[Start of Attachment]

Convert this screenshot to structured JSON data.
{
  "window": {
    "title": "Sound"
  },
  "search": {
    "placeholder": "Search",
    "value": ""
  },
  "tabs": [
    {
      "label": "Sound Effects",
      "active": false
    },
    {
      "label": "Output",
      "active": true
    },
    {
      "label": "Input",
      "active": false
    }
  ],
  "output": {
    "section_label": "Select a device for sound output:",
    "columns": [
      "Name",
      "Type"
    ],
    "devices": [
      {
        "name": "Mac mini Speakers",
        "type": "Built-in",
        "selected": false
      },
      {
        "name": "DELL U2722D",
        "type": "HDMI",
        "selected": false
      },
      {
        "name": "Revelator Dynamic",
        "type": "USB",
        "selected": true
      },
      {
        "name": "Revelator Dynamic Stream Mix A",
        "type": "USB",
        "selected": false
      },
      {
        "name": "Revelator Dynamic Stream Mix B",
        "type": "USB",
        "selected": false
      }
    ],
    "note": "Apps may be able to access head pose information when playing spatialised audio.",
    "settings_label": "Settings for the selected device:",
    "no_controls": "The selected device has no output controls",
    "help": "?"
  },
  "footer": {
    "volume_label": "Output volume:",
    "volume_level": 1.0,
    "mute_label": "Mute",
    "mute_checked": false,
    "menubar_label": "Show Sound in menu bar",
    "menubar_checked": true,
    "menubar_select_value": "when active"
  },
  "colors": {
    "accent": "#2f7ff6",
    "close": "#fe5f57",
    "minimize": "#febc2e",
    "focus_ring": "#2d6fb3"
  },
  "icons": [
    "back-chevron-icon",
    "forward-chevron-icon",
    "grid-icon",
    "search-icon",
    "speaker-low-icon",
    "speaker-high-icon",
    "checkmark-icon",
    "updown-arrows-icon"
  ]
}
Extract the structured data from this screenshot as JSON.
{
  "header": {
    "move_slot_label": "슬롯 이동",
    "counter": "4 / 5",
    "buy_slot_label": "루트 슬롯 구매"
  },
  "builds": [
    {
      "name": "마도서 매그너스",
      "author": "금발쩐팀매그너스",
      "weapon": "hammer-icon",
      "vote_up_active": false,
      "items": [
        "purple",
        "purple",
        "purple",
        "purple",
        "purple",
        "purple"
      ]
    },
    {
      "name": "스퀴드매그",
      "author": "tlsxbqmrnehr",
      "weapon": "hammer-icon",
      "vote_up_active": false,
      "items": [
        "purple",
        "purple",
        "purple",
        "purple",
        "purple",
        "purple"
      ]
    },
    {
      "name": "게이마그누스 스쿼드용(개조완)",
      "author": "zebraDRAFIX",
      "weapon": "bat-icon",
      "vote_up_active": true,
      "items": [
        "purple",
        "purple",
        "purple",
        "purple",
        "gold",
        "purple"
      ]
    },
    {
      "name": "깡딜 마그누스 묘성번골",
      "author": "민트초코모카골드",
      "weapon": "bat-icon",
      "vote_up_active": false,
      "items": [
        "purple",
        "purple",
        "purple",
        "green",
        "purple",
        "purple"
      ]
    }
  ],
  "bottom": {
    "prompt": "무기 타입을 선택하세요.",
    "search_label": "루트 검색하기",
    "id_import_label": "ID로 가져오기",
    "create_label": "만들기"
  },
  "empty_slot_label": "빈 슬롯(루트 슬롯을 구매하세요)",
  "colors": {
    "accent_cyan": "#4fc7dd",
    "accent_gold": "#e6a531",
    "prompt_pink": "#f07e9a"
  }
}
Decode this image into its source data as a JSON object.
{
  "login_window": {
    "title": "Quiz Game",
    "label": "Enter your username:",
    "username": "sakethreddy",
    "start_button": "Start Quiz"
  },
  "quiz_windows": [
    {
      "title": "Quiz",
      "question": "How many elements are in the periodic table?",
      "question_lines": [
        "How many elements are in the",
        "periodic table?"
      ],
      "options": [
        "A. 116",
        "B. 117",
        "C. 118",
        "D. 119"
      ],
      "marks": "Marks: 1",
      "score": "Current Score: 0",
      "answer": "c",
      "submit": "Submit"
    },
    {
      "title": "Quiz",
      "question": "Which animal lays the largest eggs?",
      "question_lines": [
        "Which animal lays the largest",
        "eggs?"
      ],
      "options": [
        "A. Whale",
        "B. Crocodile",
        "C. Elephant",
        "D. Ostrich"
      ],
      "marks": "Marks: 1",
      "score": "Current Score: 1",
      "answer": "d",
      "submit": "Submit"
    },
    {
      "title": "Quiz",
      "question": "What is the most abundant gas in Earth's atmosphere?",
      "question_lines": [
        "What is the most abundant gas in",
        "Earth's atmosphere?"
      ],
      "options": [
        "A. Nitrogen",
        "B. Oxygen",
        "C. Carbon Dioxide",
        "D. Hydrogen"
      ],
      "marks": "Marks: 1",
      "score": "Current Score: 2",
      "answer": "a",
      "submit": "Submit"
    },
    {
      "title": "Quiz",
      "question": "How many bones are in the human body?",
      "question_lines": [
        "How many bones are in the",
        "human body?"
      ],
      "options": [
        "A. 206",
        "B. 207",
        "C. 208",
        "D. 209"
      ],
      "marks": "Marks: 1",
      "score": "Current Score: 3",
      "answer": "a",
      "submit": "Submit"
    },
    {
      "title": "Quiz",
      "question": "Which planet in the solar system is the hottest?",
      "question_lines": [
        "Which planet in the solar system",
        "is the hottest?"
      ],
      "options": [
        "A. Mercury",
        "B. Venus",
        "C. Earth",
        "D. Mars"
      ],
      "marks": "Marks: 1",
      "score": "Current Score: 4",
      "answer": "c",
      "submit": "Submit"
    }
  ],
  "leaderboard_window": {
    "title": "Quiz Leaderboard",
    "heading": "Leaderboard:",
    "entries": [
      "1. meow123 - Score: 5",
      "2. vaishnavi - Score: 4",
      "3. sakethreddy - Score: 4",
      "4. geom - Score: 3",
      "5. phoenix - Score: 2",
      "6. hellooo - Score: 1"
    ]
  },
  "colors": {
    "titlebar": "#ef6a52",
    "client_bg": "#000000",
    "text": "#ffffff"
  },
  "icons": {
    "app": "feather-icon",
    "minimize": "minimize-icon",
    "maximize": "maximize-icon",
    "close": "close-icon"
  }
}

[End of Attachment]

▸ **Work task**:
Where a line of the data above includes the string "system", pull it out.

▸ **Answer area**:
      "question": "Which planet in the solar system is the hottest?",
        "Which planet in the solar system",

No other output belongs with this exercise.